The Business of Bags
People have so much stuff to carry around nowadays. Briefcases aren't just for paper anymore. Travel bags need to hold more than a change of clothes and some toiletries. So what will hold an end-users' phone, tablet, laptop, business papers, work attire, etc.? We spoke to two bag suppliers to find out the top bags for working in the office or on the road.
For Debco, business briefs and backpacks are big sellers for businesspeople. "I'd say that these days it's about 50/50, and that never used to be the case," said Alex Morin, executive vice president of sales and marketing for Debco, Concord, Ontario, Canada. "Business briefs used to be at least 80 percent of the market for business bags whereas now you're seeing tons of people gravitating toward a backpack."
Meanwhile Bags Depot Inc. cited the brief case and messenger bag as its top business sellers. "In most cases it's because it has room to store your electronic stuff, but also your paperwork," Emmanuel Olguin, customer service representative for Bags Depot Inc., Ontario, Calif., said.
Finding the Perfect Fit
After determining which type of bag best fits your client, learn what will be going in the bag. The product's size is geared purely around the desired contents, Olguin noted. "Usually they're trying to fit something specifically inside the bags," he said. "Let's say a specific type of laptop or a specific type of document and they want to make sure it fits."

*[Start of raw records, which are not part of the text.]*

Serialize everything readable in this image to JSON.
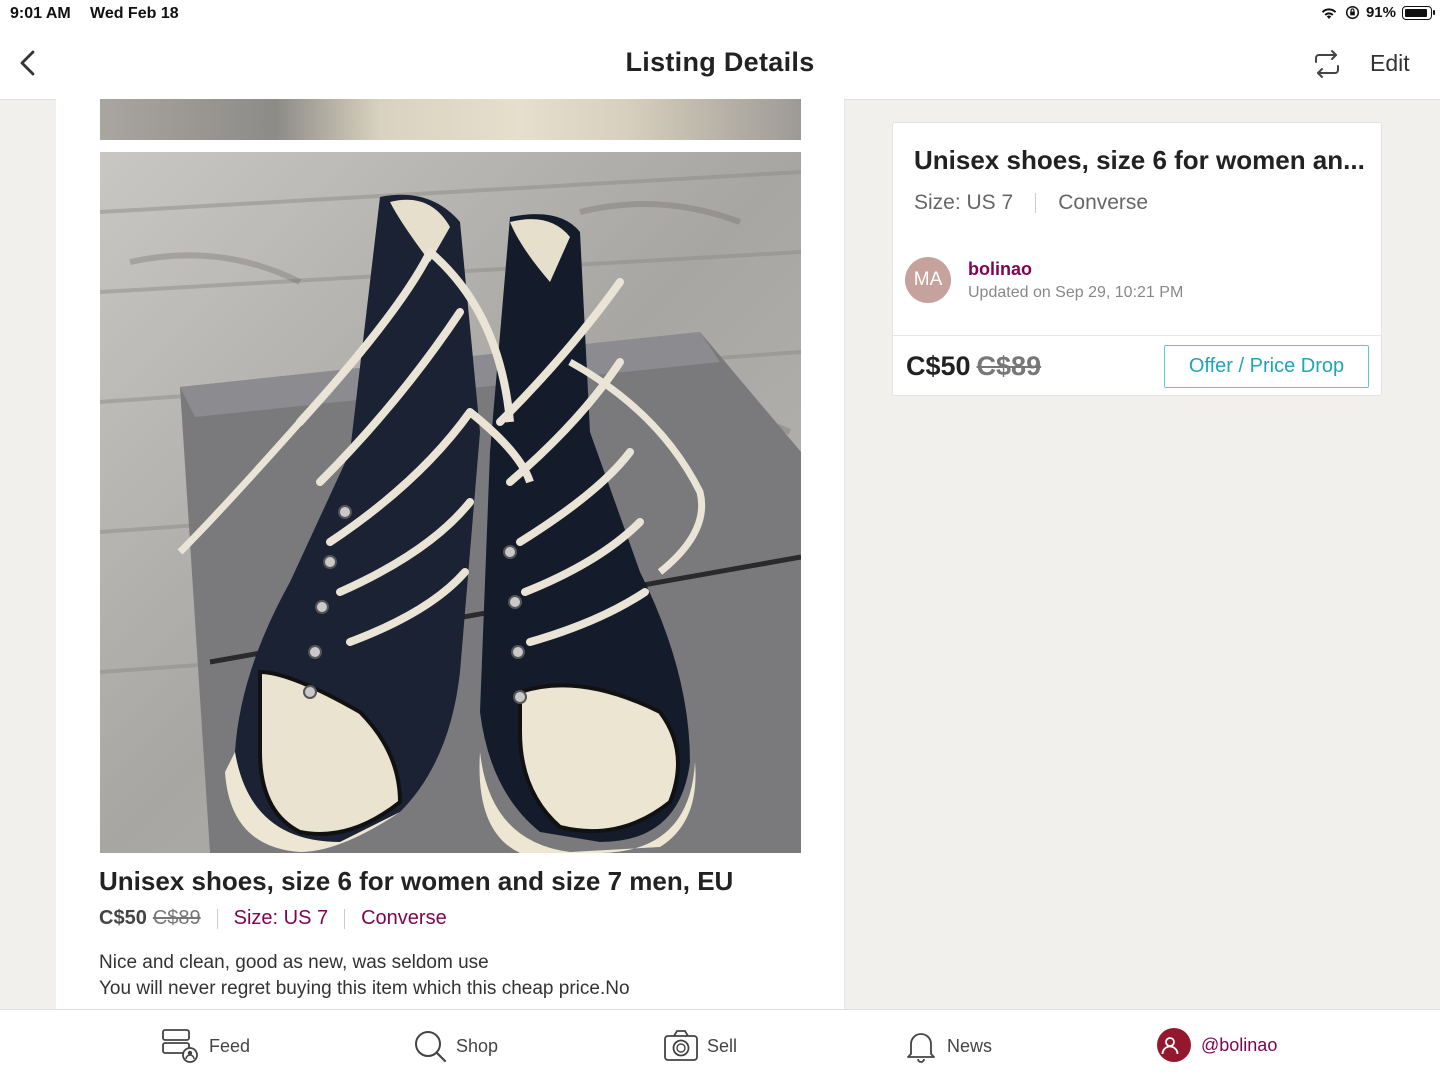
{
  "status_bar": {
    "time": "9:01 AM",
    "date": "Wed Feb 18",
    "battery": "91%"
  },
  "nav": {
    "title": "Listing Details",
    "edit_label": "Edit",
    "icons": {
      "back": "chevron-left-icon",
      "share": "share-repeat-icon"
    }
  },
  "listing": {
    "title": "Unisex shoes, size 6 for women and size 7 men, EU",
    "price": "C$50",
    "original_price": "C$89",
    "size": "Size: US 7",
    "brand": "Converse",
    "description_line1": "Nice and clean, good as new, was seldom use",
    "description_line2": "You will never regret buying this item which this cheap price.No"
  },
  "card": {
    "title": "Unisex shoes, size 6 for women an...",
    "size": "Size: US 7",
    "brand": "Converse",
    "seller_initials": "MA",
    "seller_name": "bolinao",
    "updated": "Updated on Sep 29, 10:21 PM",
    "price": "C$50",
    "original_price": "C$89",
    "offer_button": "Offer / Price Drop"
  },
  "tabs": [
    {
      "label": "Feed",
      "icon": "feed-icon"
    },
    {
      "label": "Shop",
      "icon": "search-icon"
    },
    {
      "label": "Sell",
      "icon": "camera-icon"
    },
    {
      "label": "News",
      "icon": "bell-icon"
    },
    {
      "label": "@bolinao",
      "icon": "profile-icon"
    }
  ],
  "colors": {
    "accent": "#7f0353",
    "offer_button": "#1fa5b8",
    "avatar": "#c5a29b",
    "profile_dot": "#93172d"
  }
}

Most business bags will have enough space and padding to carry a laptop, but many will be able to carry a lot more, Morin added. "So you're seeing the evolution of those bags as they've become a bit more complex and a bit more suitable toward the types of things we're carrying these days," he said. "People are carrying more than one device, so you'll often find that they have to have enough room for a laptop, and then enough room for a tablet and, of course, documents [they're] going to be taking, including perhaps a padfolio [they] would put in there."
Additionally, grommet holes for speaker or headphones wires are also popular technology-related additions, he added. "People want to bring their music on the road so you're having people bring their Bluetooth speakers with them," Morin said.
Aside from safely storing electronic devices and important documents, businesspeople are looking for convenience, like not having to carry something in their hands, and extra components to accommodate everything else they carry on a daily basis, like a water bottle, keys, etc. "[A messenger bag] has room to store your electronic stuff, but also your paperwork," Olguin said. "It has compartments to store different things. Most of them come with a shoulder strap, so you can hang it around your body."
The popularity of business bags is only growing, Morin concluded. "Business never stops, people always have things to bring places, so you're going to need something to put those in and so I would say it's a category that is going to continue to grow," he said.
Rise of the Backpack
Morin mentioned that there is one bag category that is rising rapidly, and will continue to flourish in the future: backpacks. "[Backpacks are] just way more practical than anything else that's ever really been used," he explained.
Backpacks have become the go-to bags for both business and travel. Even those you'd least expect are picking up a backpack in lieu of a briefcase. "I've seen lawyers recently on planes with backpacks," he said. "I've seen politicians on planes with backpacks as well. I met a guy in the music industry on a flight to L.A. the other day, and he had a backpack. It's just interesting to see that it really spans the gamut when it comes to executives."
Morin explained the reasoning behind the growing trend of backpack use for business. "What's interesting is that the Gen Xers are the ones that are influencing that trend—the movement away from the strict business brief to the backpack—and they're the ones that are sort of challenging the notion that your bag has to be the way it looked years and years ago," he said.
Airlines also have played a role. By charging more to check luggage, more travelers opt to carry on their suitcase, leaving many to place their backpack under their seat or at their feet due to lack of room in the overhead bins. "So you don't want to make [the backpack] too big because then you won't have any legroom at all, so it's just got to be perfectly functional for an airplane so it will accommodate, of course, that laptop and important documents but not be so big that it takes up that entire space," Morin said.
But above all, it may just be convenience that is the biggest factor for this new preference. "You've got both your hands free, and that's great for us smartphone users," he said.